— YOUR ASSIGNMENT —
Where the data below contains pictures, omit them; output the rest word for word.

— DATA RECORDS —
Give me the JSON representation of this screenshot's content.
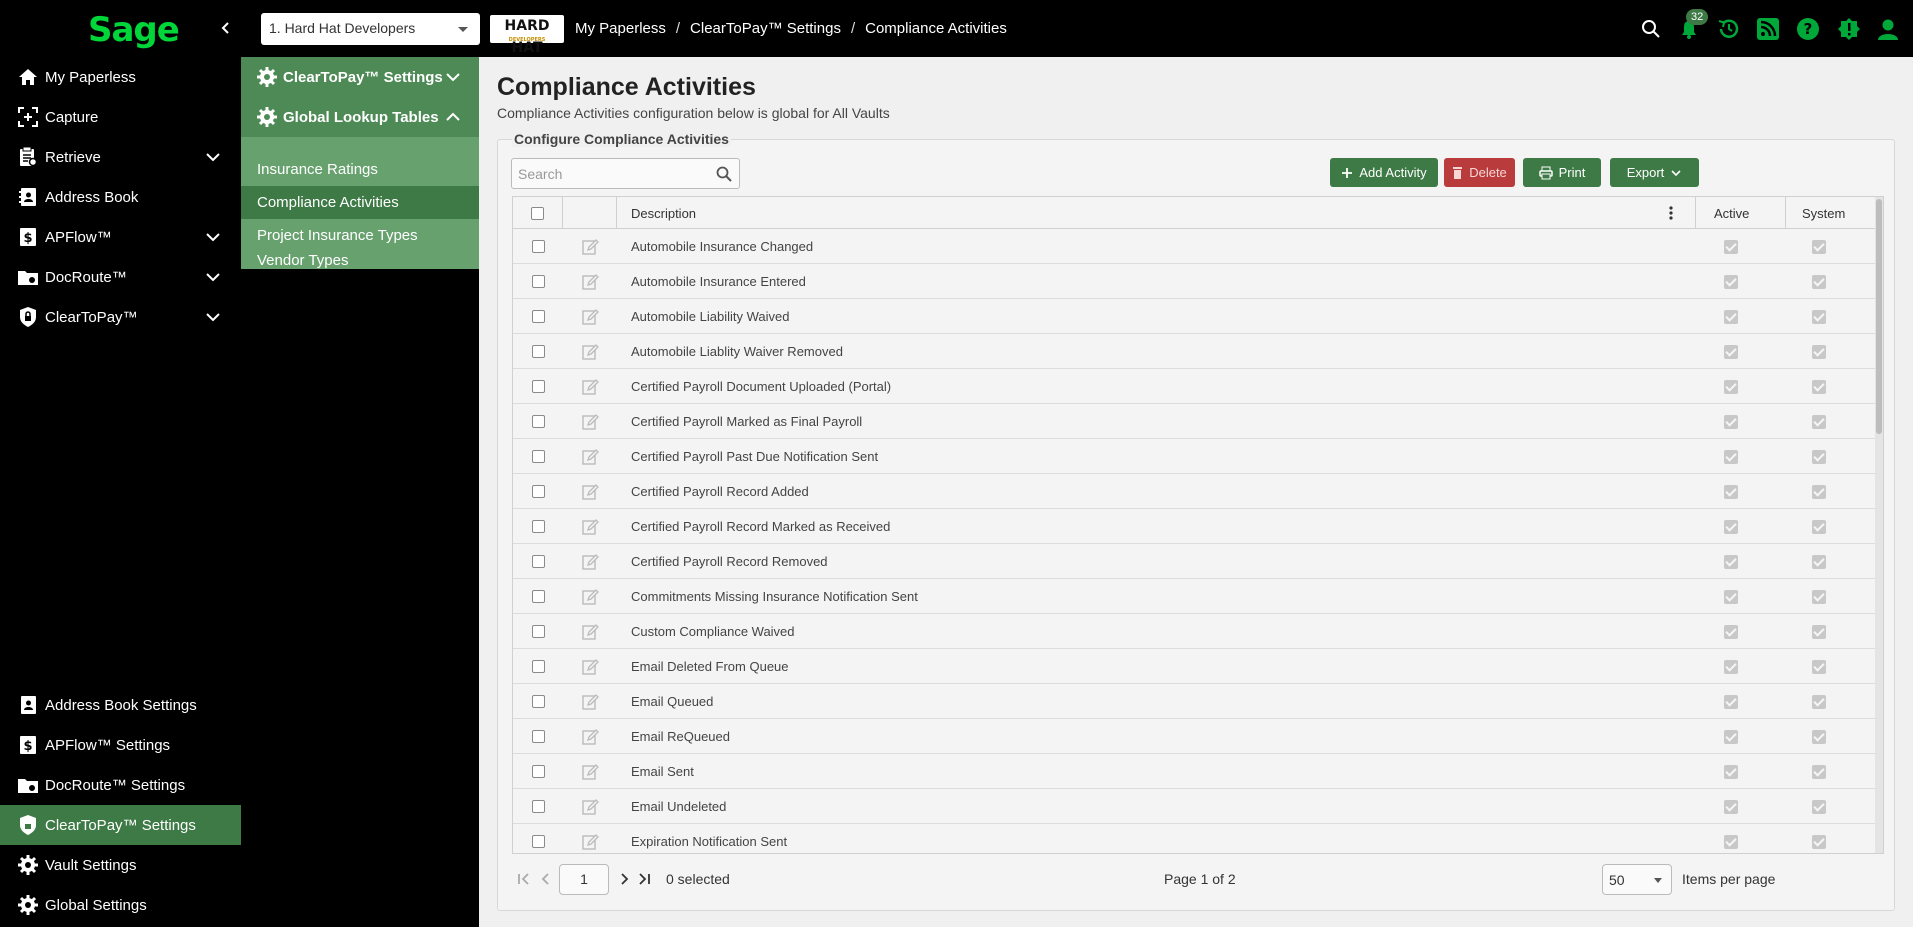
{
  "app": {
    "logo": "Sage",
    "collapse_glyph": "‹"
  },
  "topbar": {
    "vault_selected": "1. Hard Hat Developers",
    "company_logo_text": "HARD HAT",
    "company_logo_sub": "DEVELOPERS",
    "breadcrumb": [
      "My Paperless",
      "ClearToPay™ Settings",
      "Compliance Activities"
    ],
    "breadcrumb_sep": "/",
    "notification_count": "32",
    "icons": [
      "search-icon",
      "bell-icon",
      "history-icon",
      "rss-icon",
      "help-icon",
      "alert-icon",
      "user-icon"
    ],
    "accent_color": "#00a83a"
  },
  "leftnav": {
    "items": [
      {
        "label": "My Paperless",
        "icon": "home-icon"
      },
      {
        "label": "Capture",
        "icon": "capture-icon"
      },
      {
        "label": "Retrieve",
        "icon": "clipboard-icon",
        "expandable": true
      },
      {
        "label": "Address Book",
        "icon": "address-book-icon"
      },
      {
        "label": "APFlow™",
        "icon": "dollar-doc-icon",
        "expandable": true
      },
      {
        "label": "DocRoute™",
        "icon": "folder-route-icon",
        "expandable": true
      },
      {
        "label": "ClearToPay™",
        "icon": "shield-lock-icon",
        "expandable": true
      }
    ],
    "settings": [
      {
        "label": "Address Book Settings",
        "icon": "address-book-icon"
      },
      {
        "label": "APFlow™ Settings",
        "icon": "dollar-doc-icon"
      },
      {
        "label": "DocRoute™ Settings",
        "icon": "folder-route-icon"
      },
      {
        "label": "ClearToPay™ Settings",
        "icon": "shield-lock-icon",
        "active": true
      },
      {
        "label": "Vault Settings",
        "icon": "gear-icon"
      },
      {
        "label": "Global Settings",
        "icon": "gear-icon"
      }
    ]
  },
  "subnav": {
    "section1": "ClearToPay™ Settings",
    "section2": "Global Lookup Tables",
    "items": [
      {
        "label": "Insurance Ratings"
      },
      {
        "label": "Compliance Activities",
        "active": true
      },
      {
        "label": "Project Insurance Types"
      },
      {
        "label": "Vendor Types"
      }
    ]
  },
  "main": {
    "title": "Compliance Activities",
    "subtitle": "Compliance Activities configuration below is global for All Vaults",
    "panel_legend": "Configure Compliance Activities",
    "search_placeholder": "Search",
    "buttons": {
      "add": "Add Activity",
      "delete": "Delete",
      "print": "Print",
      "export": "Export"
    },
    "columns": {
      "description": "Description",
      "active": "Active",
      "system": "System"
    },
    "rows": [
      "Automobile Insurance Changed",
      "Automobile Insurance Entered",
      "Automobile Liability Waived",
      "Automobile Liablity Waiver Removed",
      "Certified Payroll Document Uploaded (Portal)",
      "Certified Payroll Marked as Final Payroll",
      "Certified Payroll Past Due Notification Sent",
      "Certified Payroll Record Added",
      "Certified Payroll Record Marked as Received",
      "Certified Payroll Record Removed",
      "Commitments Missing Insurance Notification Sent",
      "Custom Compliance Waived",
      "Email Deleted From Queue",
      "Email Queued",
      "Email ReQueued",
      "Email Sent",
      "Email Undeleted",
      "Expiration Notification Sent"
    ],
    "pager": {
      "page": "1",
      "selected": "0 selected",
      "info": "Page 1 of 2",
      "page_size": "50",
      "items_per_page": "Items per page"
    }
  }
}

— EXERCISE RESULT —
Give me the JSON representation of this screenshot's content.
{
  "app": {
    "logo": "Sage",
    "collapse_glyph": "‹"
  },
  "topbar": {
    "vault_selected": "1. Hard Hat Developers",
    "company_logo_text": "HARD HAT",
    "company_logo_sub": "DEVELOPERS",
    "breadcrumb": [
      "My Paperless",
      "ClearToPay™ Settings",
      "Compliance Activities"
    ],
    "breadcrumb_sep": "/",
    "notification_count": "32",
    "icons": [
      "search-icon",
      "bell-icon",
      "history-icon",
      "rss-icon",
      "help-icon",
      "alert-icon",
      "user-icon"
    ],
    "accent_color": "#00a83a"
  },
  "leftnav": {
    "items": [
      {
        "label": "My Paperless",
        "icon": "home-icon"
      },
      {
        "label": "Capture",
        "icon": "capture-icon"
      },
      {
        "label": "Retrieve",
        "icon": "clipboard-icon",
        "expandable": true
      },
      {
        "label": "Address Book",
        "icon": "address-book-icon"
      },
      {
        "label": "APFlow™",
        "icon": "dollar-doc-icon",
        "expandable": true
      },
      {
        "label": "DocRoute™",
        "icon": "folder-route-icon",
        "expandable": true
      },
      {
        "label": "ClearToPay™",
        "icon": "shield-lock-icon",
        "expandable": true
      }
    ],
    "settings": [
      {
        "label": "Address Book Settings",
        "icon": "address-book-icon"
      },
      {
        "label": "APFlow™ Settings",
        "icon": "dollar-doc-icon"
      },
      {
        "label": "DocRoute™ Settings",
        "icon": "folder-route-icon"
      },
      {
        "label": "ClearToPay™ Settings",
        "icon": "shield-lock-icon",
        "active": true
      },
      {
        "label": "Vault Settings",
        "icon": "gear-icon"
      },
      {
        "label": "Global Settings",
        "icon": "gear-icon"
      }
    ]
  },
  "subnav": {
    "section1": "ClearToPay™ Settings",
    "section2": "Global Lookup Tables",
    "items": [
      {
        "label": "Insurance Ratings"
      },
      {
        "label": "Compliance Activities",
        "active": true
      },
      {
        "label": "Project Insurance Types"
      },
      {
        "label": "Vendor Types"
      }
    ]
  },
  "main": {
    "title": "Compliance Activities",
    "subtitle": "Compliance Activities configuration below is global for All Vaults",
    "panel_legend": "Configure Compliance Activities",
    "search_placeholder": "Search",
    "buttons": {
      "add": "Add Activity",
      "delete": "Delete",
      "print": "Print",
      "export": "Export"
    },
    "columns": {
      "description": "Description",
      "active": "Active",
      "system": "System"
    },
    "rows": [
      "Automobile Insurance Changed",
      "Automobile Insurance Entered",
      "Automobile Liability Waived",
      "Automobile Liablity Waiver Removed",
      "Certified Payroll Document Uploaded (Portal)",
      "Certified Payroll Marked as Final Payroll",
      "Certified Payroll Past Due Notification Sent",
      "Certified Payroll Record Added",
      "Certified Payroll Record Marked as Received",
      "Certified Payroll Record Removed",
      "Commitments Missing Insurance Notification Sent",
      "Custom Compliance Waived",
      "Email Deleted From Queue",
      "Email Queued",
      "Email ReQueued",
      "Email Sent",
      "Email Undeleted",
      "Expiration Notification Sent"
    ],
    "pager": {
      "page": "1",
      "selected": "0 selected",
      "info": "Page 1 of 2",
      "page_size": "50",
      "items_per_page": "Items per page"
    }
  }
}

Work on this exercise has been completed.